Utility wires on the eastern side of U.S. Route 1 between Route 88 and Waldo’s General Store will no longer be re-routed underground as had been planned, according to Anderson, who serves as chairman of the Community Development Committee. Utility lines elsewhere along the corridor from Route 88 to Bucknam Road will be underground, as planned.
With that section of underground wiring deleted from the project, the total cost will be just under $11.7 million, or $55 less than budgeted – an announcement that drew laughter from the council and audience.
The council voted unanimously to authorize the committee to seek bids on the project.
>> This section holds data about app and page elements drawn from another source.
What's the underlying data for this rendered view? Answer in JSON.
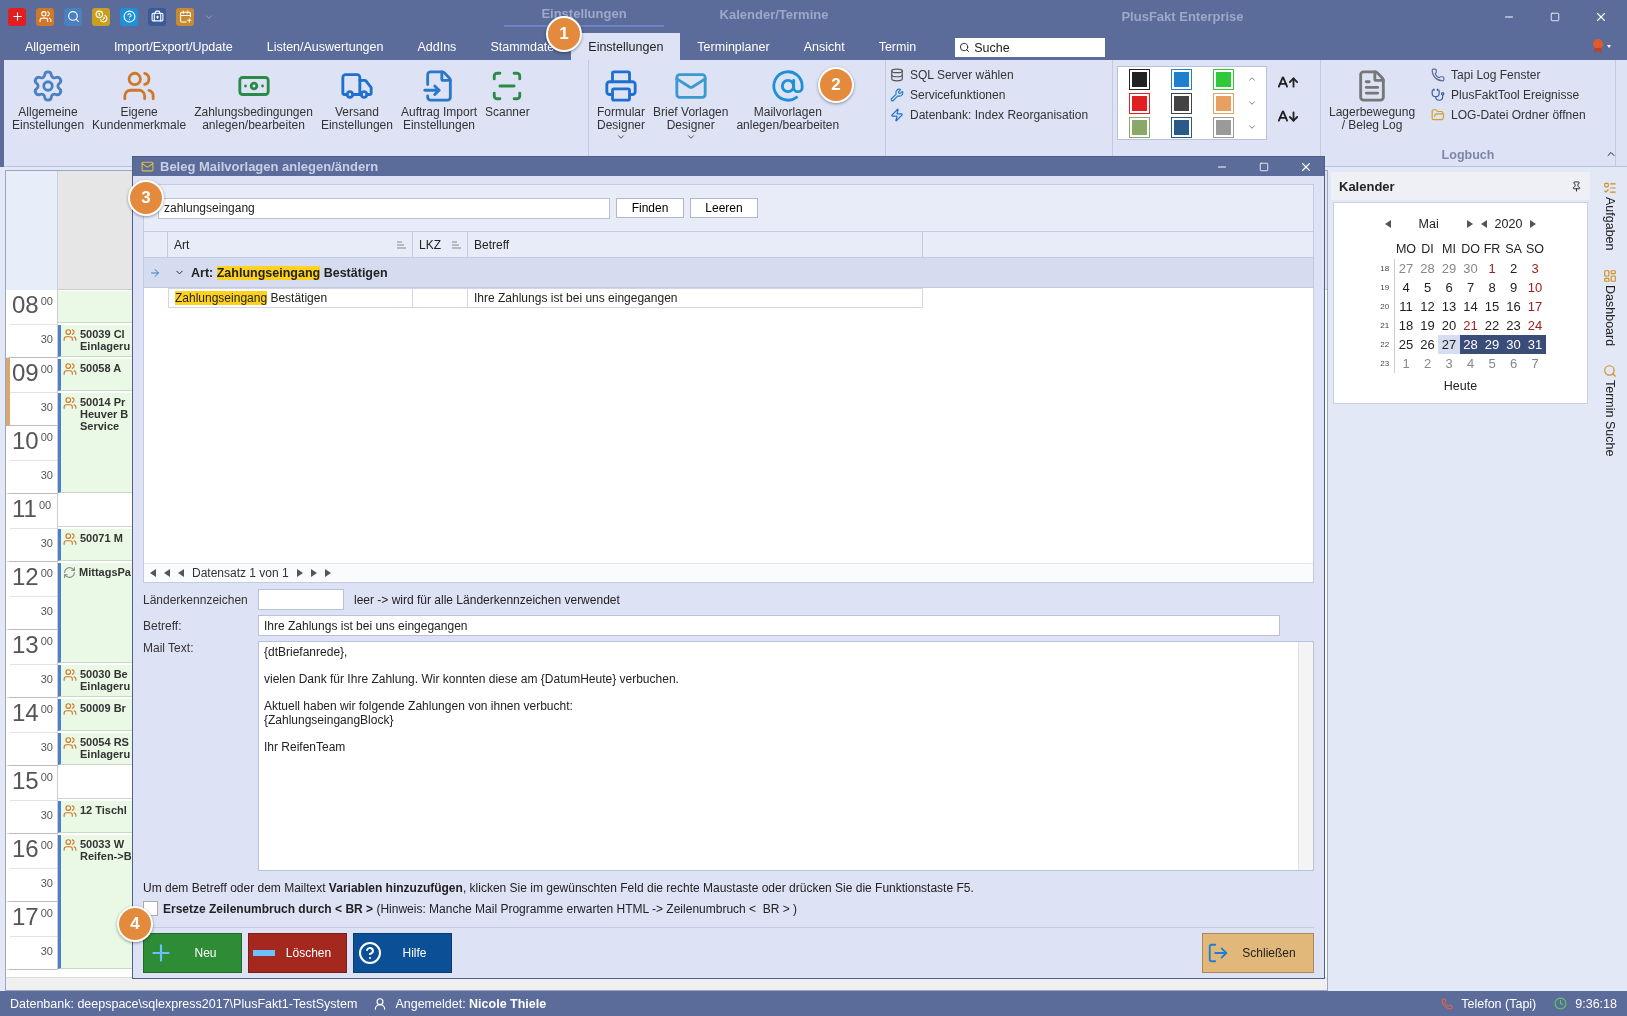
{
  "window": {
    "context_titles": [
      "Einstellungen",
      "Kalender/Termine"
    ],
    "title": "PlusFakt Enterprise"
  },
  "tabs": [
    {
      "label": "Allgemein",
      "selected": false
    },
    {
      "label": "Import/Export/Update",
      "selected": false
    },
    {
      "label": "Listen/Auswertungen",
      "selected": false
    },
    {
      "label": "AddIns",
      "selected": false
    },
    {
      "label": "Stammdate",
      "selected": false
    },
    {
      "label": "Einstellungen",
      "selected": true
    },
    {
      "label": "Terminplaner",
      "selected": false
    },
    {
      "label": "Ansicht",
      "selected": false
    },
    {
      "label": "Termin",
      "selected": false
    }
  ],
  "search": {
    "placeholder": "Suche"
  },
  "ribbon": {
    "groups": [
      {
        "kind": "large",
        "items": [
          {
            "lines": [
              "Allgemeine",
              "Einstellungen"
            ],
            "dropdown": false
          },
          {
            "lines": [
              "Eigene",
              "Kundenmerkmale"
            ],
            "dropdown": false
          },
          {
            "lines": [
              "Zahlungsbedingungen",
              "anlegen/bearbeiten"
            ],
            "dropdown": false
          },
          {
            "lines": [
              "Versand",
              "Einstellungen"
            ],
            "dropdown": false
          },
          {
            "lines": [
              "Auftrag Import",
              "Einstellungen"
            ],
            "dropdown": false
          },
          {
            "lines": [
              "Scanner"
            ],
            "dropdown": false
          }
        ]
      },
      {
        "kind": "large",
        "items": [
          {
            "lines": [
              "Formular",
              "Designer"
            ],
            "dropdown": true
          },
          {
            "lines": [
              "Brief Vorlagen",
              "Designer"
            ],
            "dropdown": true
          },
          {
            "lines": [
              "Mailvorlagen",
              "anlegen/bearbeiten"
            ],
            "dropdown": false
          }
        ]
      },
      {
        "kind": "small",
        "items": [
          {
            "label": "SQL Server wählen"
          },
          {
            "label": "Servicefunktionen"
          },
          {
            "label": "Datenbank: Index Reorganisation"
          }
        ]
      },
      {
        "kind": "gallery",
        "swatches": [
          {
            "color": "#222222"
          },
          {
            "color": "#1e7fd0"
          },
          {
            "color": "#2fc93a"
          },
          {
            "color": "#e02020"
          },
          {
            "color": "#444444"
          },
          {
            "color": "#e8a060"
          },
          {
            "color": "#8aa868"
          },
          {
            "color": "#2a5a8a"
          },
          {
            "color": "#9a9a9a"
          }
        ]
      },
      {
        "kind": "mixed",
        "caption": "Logbuch",
        "large": {
          "lines": [
            "Lagerbewegung",
            "/ Beleg Log"
          ],
          "dropdown": false
        },
        "items": [
          {
            "label": "Tapi Log Fenster"
          },
          {
            "label": "PlusFaktTool Ereignisse"
          },
          {
            "label": "LOG-Datei Ordner öffnen"
          }
        ]
      }
    ]
  },
  "scheduler": {
    "hours": [
      {
        "hour": "08",
        "minutes": [
          "00",
          "30"
        ],
        "marked": false
      },
      {
        "hour": "09",
        "minutes": [
          "00",
          "30"
        ],
        "marked": true
      },
      {
        "hour": "10",
        "minutes": [
          "00",
          "30"
        ],
        "marked": false
      },
      {
        "hour": "11",
        "minutes": [
          "00",
          "30"
        ],
        "marked": false
      },
      {
        "hour": "12",
        "minutes": [
          "00",
          "30"
        ],
        "marked": false
      },
      {
        "hour": "13",
        "minutes": [
          "00",
          "30"
        ],
        "marked": false
      },
      {
        "hour": "14",
        "minutes": [
          "00",
          "30"
        ],
        "marked": false
      },
      {
        "hour": "15",
        "minutes": [
          "00",
          "30"
        ],
        "marked": false
      },
      {
        "hour": "16",
        "minutes": [
          "00",
          "30"
        ],
        "marked": false
      },
      {
        "hour": "17",
        "minutes": [
          "00",
          "30"
        ],
        "marked": false
      }
    ],
    "slots": [
      {
        "kind": "band"
      },
      {
        "kind": "appointment",
        "lines": [
          "50039 Cl",
          "Einlageru"
        ]
      },
      {
        "kind": "appointment",
        "lines": [
          "50058 A"
        ]
      },
      {
        "kind": "appointment",
        "lines": [
          "50014 Pr",
          "Heuver B",
          "Service"
        ]
      },
      {
        "kind": "empty"
      },
      {
        "kind": "appointment",
        "lines": [
          "50071 M"
        ]
      },
      {
        "kind": "recurring",
        "lines": [
          "MittagsPa"
        ]
      },
      {
        "kind": "appointment",
        "lines": [
          "50030 Be",
          "Einlageru"
        ]
      },
      {
        "kind": "appointment",
        "lines": [
          "50009 Br"
        ]
      },
      {
        "kind": "appointment",
        "lines": [
          "50054 RS",
          "Einlageru"
        ]
      },
      {
        "kind": "empty"
      },
      {
        "kind": "appointment",
        "lines": [
          "12 Tischl"
        ]
      },
      {
        "kind": "appointment",
        "lines": [
          "50033 W",
          "Reifen->B"
        ]
      }
    ]
  },
  "dialog": {
    "title": "Beleg Mailvorlagen anlegen/ändern",
    "search_value": "zahlungseingang",
    "search_buttons": [
      "Finden",
      "Leeren"
    ],
    "columns": [
      "Art",
      "LKZ",
      "Betreff"
    ],
    "group": {
      "expanded": true,
      "parts": [
        {
          "text": "Art:",
          "highlight": false
        },
        {
          "text": "Zahlungseingang",
          "highlight": true
        },
        {
          "text": "Bestätigen",
          "highlight": false
        }
      ]
    },
    "rows": [
      {
        "art": [
          {
            "text": "Zahlungseingang",
            "highlight": true
          },
          {
            "text": "Bestätigen",
            "highlight": false
          }
        ],
        "betreff": "Ihre Zahlungs ist bei uns eingegangen"
      }
    ],
    "navigator": "Datensatz 1 von 1",
    "country_label": "Länderkennzeichen",
    "country_hint": "leer -> wird für alle Länderkennzeichen verwendet",
    "subject_label": "Betreff:",
    "subject_value": "Ihre Zahlungs ist bei uns eingegangen",
    "mail_label": "Mail Text:",
    "mail_value": "{dtBriefanrede},\n\nvielen Dank für Ihre Zahlung. Wir konnten diese am {DatumHeute} verbuchen.\n\nAktuell haben wir folgende Zahlungen von ihnen verbucht:\n{ZahlungseingangBlock}\n\nIhr ReifenTeam",
    "hint": "Um dem Betreff oder dem Mailtext **Variablen hinzuzufügen**, klicken Sie im gewünschten Feld die rechte Maustaste oder drücken Sie die Funktionstaste F5.",
    "replace_br": {
      "checked": false,
      "label": "**Ersetze Zeilenumbruch durch < BR >** (Hinweis: Manche Mail Programme erwarten HTML -> Zeilenumbruch <  BR > )"
    },
    "buttons": [
      {
        "kind": "add",
        "label": "Neu",
        "color": "#2e8b36"
      },
      {
        "kind": "delete",
        "label": "Löschen",
        "color": "#a4281e"
      },
      {
        "kind": "help",
        "label": "Hilfe",
        "color": "#0b4f96"
      }
    ],
    "close_button": {
      "label": "Schließen",
      "color": "#e2b77a"
    }
  },
  "calendar": {
    "title": "Kalender",
    "month": "Mai",
    "year": "2020",
    "weekdays": [
      "MO",
      "DI",
      "MI",
      "DO",
      "FR",
      "SA",
      "SO"
    ],
    "today_label": "Heute",
    "weeks": [
      {
        "week": "18",
        "days": [
          {
            "d": "27",
            "kind": "other",
            "selected": false,
            "today": false
          },
          {
            "d": "28",
            "kind": "other",
            "selected": false,
            "today": false
          },
          {
            "d": "29",
            "kind": "other",
            "selected": false,
            "today": false
          },
          {
            "d": "30",
            "kind": "other",
            "selected": false,
            "today": false
          },
          {
            "d": "1",
            "kind": "red",
            "selected": false,
            "today": false
          },
          {
            "d": "2",
            "kind": "normal",
            "selected": false,
            "today": false
          },
          {
            "d": "3",
            "kind": "red",
            "selected": false,
            "today": false
          }
        ]
      },
      {
        "week": "19",
        "days": [
          {
            "d": "4",
            "kind": "normal",
            "selected": false,
            "today": false
          },
          {
            "d": "5",
            "kind": "normal",
            "selected": false,
            "today": false
          },
          {
            "d": "6",
            "kind": "normal",
            "selected": false,
            "today": false
          },
          {
            "d": "7",
            "kind": "normal",
            "selected": false,
            "today": false
          },
          {
            "d": "8",
            "kind": "normal",
            "selected": false,
            "today": false
          },
          {
            "d": "9",
            "kind": "normal",
            "selected": false,
            "today": false
          },
          {
            "d": "10",
            "kind": "red",
            "selected": false,
            "today": false
          }
        ]
      },
      {
        "week": "20",
        "days": [
          {
            "d": "11",
            "kind": "normal",
            "selected": false,
            "today": false
          },
          {
            "d": "12",
            "kind": "normal",
            "selected": false,
            "today": false
          },
          {
            "d": "13",
            "kind": "normal",
            "selected": false,
            "today": false
          },
          {
            "d": "14",
            "kind": "normal",
            "selected": false,
            "today": false
          },
          {
            "d": "15",
            "kind": "normal",
            "selected": false,
            "today": false
          },
          {
            "d": "16",
            "kind": "normal",
            "selected": false,
            "today": false
          },
          {
            "d": "17",
            "kind": "red",
            "selected": false,
            "today": false
          }
        ]
      },
      {
        "week": "21",
        "days": [
          {
            "d": "18",
            "kind": "normal",
            "selected": false,
            "today": false
          },
          {
            "d": "19",
            "kind": "normal",
            "selected": false,
            "today": false
          },
          {
            "d": "20",
            "kind": "normal",
            "selected": false,
            "today": false
          },
          {
            "d": "21",
            "kind": "red",
            "selected": false,
            "today": false
          },
          {
            "d": "22",
            "kind": "normal",
            "selected": false,
            "today": false
          },
          {
            "d": "23",
            "kind": "normal",
            "selected": false,
            "today": false
          },
          {
            "d": "24",
            "kind": "red",
            "selected": false,
            "today": false
          }
        ]
      },
      {
        "week": "22",
        "days": [
          {
            "d": "25",
            "kind": "normal",
            "selected": false,
            "today": false
          },
          {
            "d": "26",
            "kind": "normal",
            "selected": false,
            "today": false
          },
          {
            "d": "27",
            "kind": "normal",
            "selected": false,
            "today": true
          },
          {
            "d": "28",
            "kind": "normal",
            "selected": true,
            "today": false
          },
          {
            "d": "29",
            "kind": "normal",
            "selected": true,
            "today": false
          },
          {
            "d": "30",
            "kind": "normal",
            "selected": true,
            "today": false
          },
          {
            "d": "31",
            "kind": "normal",
            "selected": true,
            "today": false
          }
        ]
      },
      {
        "week": "23",
        "days": [
          {
            "d": "1",
            "kind": "other",
            "selected": false,
            "today": false
          },
          {
            "d": "2",
            "kind": "other",
            "selected": false,
            "today": false
          },
          {
            "d": "3",
            "kind": "other",
            "selected": false,
            "today": false
          },
          {
            "d": "4",
            "kind": "other",
            "selected": false,
            "today": false
          },
          {
            "d": "5",
            "kind": "other",
            "selected": false,
            "today": false
          },
          {
            "d": "6",
            "kind": "other",
            "selected": false,
            "today": false
          },
          {
            "d": "7",
            "kind": "other",
            "selected": false,
            "today": false
          }
        ]
      }
    ]
  },
  "side_tabs": [
    {
      "kind": "tasks",
      "label": "Aufgaben"
    },
    {
      "kind": "dashboard",
      "label": "Dashboard"
    },
    {
      "kind": "search",
      "label": "Termin Suche"
    }
  ],
  "badges": [
    "1",
    "2",
    "3",
    "4"
  ],
  "status_bar": {
    "database": "Datenbank: deepspace\\sqlexpress2017\\PlusFakt1-TestSystem",
    "user": "Angemeldet: **Nicole Thiele**",
    "phone": "Telefon (Tapi)",
    "time": "9:36:18"
  }
}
Construction will begin in the spring and end in summer 2015.
The night began with an hourlong tour of cramped quarters at Falmouth Memorial Library, led by library director Andi Jackson-Darling.
Afterward, the council adopted an updated memorandum of understanding between the town and the library.
The updates include a provision that allows the Town Council to appoint one councilor or town employee to the library board; however, that member would be excluded from participating in executive sessions.
Farber explained that the provision helps protect the privacy of the library, which is a nonprofit corporation.
Another new provision allows the town to “terminate its financial support of the library” with reasonable notice.
“Nothing herein shall prevent the Parties from negotiating the terms for termination of this agreement,” the memorandum states.
After the meeting, Town Manager Nathan Poore said the termination provision has nothing to do with the library’s pursuit of a $5 million expansion plan, adding that it is standard language in contracts, but perhaps it hadn’t been considered when the memorandum was last updated in 1994.
Asked if the termination clause was a hint of things to come, Poore’s response was succinct.
“Oh gosh, no,” he said.